Held, (i) that the land had been received as gift and the land was developed and was sold after converting into the plots with a view to secure a better price, therefore, the isolated activity could not come within the purview of adventure in the nature of trade and business. The main earning on the sale of the land was in the nature of capital gain and, therefore, not assessable as income from business.”

6.5 We have also examined a unreported decision of ITAT A Bench Ahmedabad pronounced in the case of Ajit Kumar Patel Vs. DCIT, Circle-1, (ITA No.826/Ahd/2010), order dated 30th of September, 2010, wherein it was held that there was no series of transaction as it happens in a routine business transaction, meaning thereby there was no regular purchase and sale of land by the assessee; hence, not a commercial activity. It was held that there was no business intention and the land was acquired with the only motive to fetch capital appreciation. Likewise ITAT Ahmedabad in the case of Madan Mohan Magaldas Vs. ITO, 35 TTJ 134 (Ahd) has held that whereof assessee has converted ancestral land into stock in trade of his business and sold it, since sale of plot was a solitary transaction and was completed within a short period, therefore, surplus resulting from such transaction was held to be taxable as capital gains and not as business income.

ITA No.1745/Ahd/2010 Dhirubhai Kanjibhai Patel HUF Vs. ITO Navsari.

A.Y. 2006-07

– 12 –

6.6 Respectfully, following these decisions as cited from the side of the assessee, we hereby reverse the findings of the authorities below and allow the grounds of the assessee. Ground No. 1 is hereby allowed.

  1. Ground No.2 is reproduced below:

“On the facts and in circumstances of the case as well as law on the subject, the learned CIT(A) instead of deleting the addition erred in sending the issue relating to difference in value of total sale consideration of land back to the file of Assessing Officer. The learned assessing officer erroneously took the value of total sale consideration at Rs.92,19,252/- for 54 plots instead of Rs.40,66,567/- for 26 plots actually sold during the year.”

7.1 Learned AR, Shri M.K. Shah has informed that an order giving effect to the order of learned CIT(A) has been given by the AO on 12th of July, 2010 and the required relief has already been granted, therefore, this ground has become redundant. Learned AR has not pressed this ground, hence dismissed.

  1. In the result, this appeal of the assessee is partly allowed.

          Sd/-                                     Sd/-

   (A.K. GARODIA )                           (MUKUL Kr. SHRAWAT )

ACCOUNTANT MEMBER                              JUDICIAL MEMBER

Ahmedabad;            Dated 30/08/2013

Prabhat Kr. Kesarwani, Sr. P.S.

                                   TRUE COPY

आदे श कȧ ूितिलǒप अमेǒषत/Copy
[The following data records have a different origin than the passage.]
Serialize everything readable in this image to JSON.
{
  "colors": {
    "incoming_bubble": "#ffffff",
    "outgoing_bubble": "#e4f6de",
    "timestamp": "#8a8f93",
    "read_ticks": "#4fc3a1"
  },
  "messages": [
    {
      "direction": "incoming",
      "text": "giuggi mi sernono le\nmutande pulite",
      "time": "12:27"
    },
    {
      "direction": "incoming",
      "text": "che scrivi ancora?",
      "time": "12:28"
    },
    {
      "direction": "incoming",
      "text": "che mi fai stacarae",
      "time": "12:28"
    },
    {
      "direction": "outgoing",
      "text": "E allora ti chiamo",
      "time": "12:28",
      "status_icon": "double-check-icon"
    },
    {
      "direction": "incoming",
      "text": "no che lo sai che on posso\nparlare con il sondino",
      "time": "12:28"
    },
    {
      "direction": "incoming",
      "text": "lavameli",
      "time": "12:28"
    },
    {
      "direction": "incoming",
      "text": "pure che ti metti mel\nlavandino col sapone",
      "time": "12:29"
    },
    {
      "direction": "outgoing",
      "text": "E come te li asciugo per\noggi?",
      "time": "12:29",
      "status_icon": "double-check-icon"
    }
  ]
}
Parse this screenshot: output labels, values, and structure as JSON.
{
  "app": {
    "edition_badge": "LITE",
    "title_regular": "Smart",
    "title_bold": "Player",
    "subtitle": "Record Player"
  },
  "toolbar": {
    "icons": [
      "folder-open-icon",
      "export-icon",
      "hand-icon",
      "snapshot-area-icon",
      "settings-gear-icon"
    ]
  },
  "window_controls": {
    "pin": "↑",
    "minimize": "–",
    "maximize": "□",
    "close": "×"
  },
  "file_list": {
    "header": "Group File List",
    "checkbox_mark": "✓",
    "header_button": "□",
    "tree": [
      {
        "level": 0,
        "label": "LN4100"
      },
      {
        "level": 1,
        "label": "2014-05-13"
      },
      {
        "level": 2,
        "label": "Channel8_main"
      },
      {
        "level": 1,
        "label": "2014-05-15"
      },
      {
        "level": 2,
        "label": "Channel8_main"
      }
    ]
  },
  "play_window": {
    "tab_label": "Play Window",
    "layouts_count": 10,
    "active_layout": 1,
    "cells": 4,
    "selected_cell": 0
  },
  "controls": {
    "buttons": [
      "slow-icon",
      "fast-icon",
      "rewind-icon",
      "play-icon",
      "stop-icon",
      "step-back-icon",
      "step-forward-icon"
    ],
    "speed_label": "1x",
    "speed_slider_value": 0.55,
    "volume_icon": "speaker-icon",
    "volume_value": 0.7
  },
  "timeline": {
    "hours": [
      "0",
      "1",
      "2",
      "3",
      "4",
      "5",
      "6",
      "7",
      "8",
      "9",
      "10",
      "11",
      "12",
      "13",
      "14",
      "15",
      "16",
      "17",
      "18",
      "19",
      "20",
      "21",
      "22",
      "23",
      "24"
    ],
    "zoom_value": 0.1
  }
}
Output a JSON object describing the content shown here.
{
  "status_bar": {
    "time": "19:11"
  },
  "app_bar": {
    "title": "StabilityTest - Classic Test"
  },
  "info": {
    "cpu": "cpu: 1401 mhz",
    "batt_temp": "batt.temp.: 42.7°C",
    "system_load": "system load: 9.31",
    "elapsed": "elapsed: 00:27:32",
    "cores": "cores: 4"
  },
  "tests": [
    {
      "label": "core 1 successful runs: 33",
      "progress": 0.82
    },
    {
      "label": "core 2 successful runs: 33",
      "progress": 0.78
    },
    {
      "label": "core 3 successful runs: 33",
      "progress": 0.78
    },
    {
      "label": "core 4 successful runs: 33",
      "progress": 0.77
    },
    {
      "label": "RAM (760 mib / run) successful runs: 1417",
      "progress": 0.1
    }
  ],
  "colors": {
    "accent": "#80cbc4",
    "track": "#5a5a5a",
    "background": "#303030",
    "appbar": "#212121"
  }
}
                     षत      of the Order forwarded to :

  1. अपीलाथȸ / The Appellant
  2. ू×यथȸ / The Respondent.
  3. संबंिधत आयकर आयुƠ / Concerned CIT
  4. आयकर आयुƠ(अपील) / The CIT(A)-III, Ahmedabad ITA No.1745/Ahd/2010 Dhirubhai Kanjibhai Patel HUF Vs. ITO Navsari.

A.Y. 2006-07

– 13 –

  1. ǒवभागीय ूितिनिध, आयकर अपीलीय अिधकरण, अहमदाबाद / DR, ITAT, Ahmedabad
  2. गाड[ फाईल / Guard file.

आदे शानुसार/ BY ORDER, उप/सहायक पंजीकार (Dy./Asstt.Registrar) उप/ आयकर अपीलीय अिधकरण, अिधकरण, अहमदाबाद / ITAT, Ahmedabad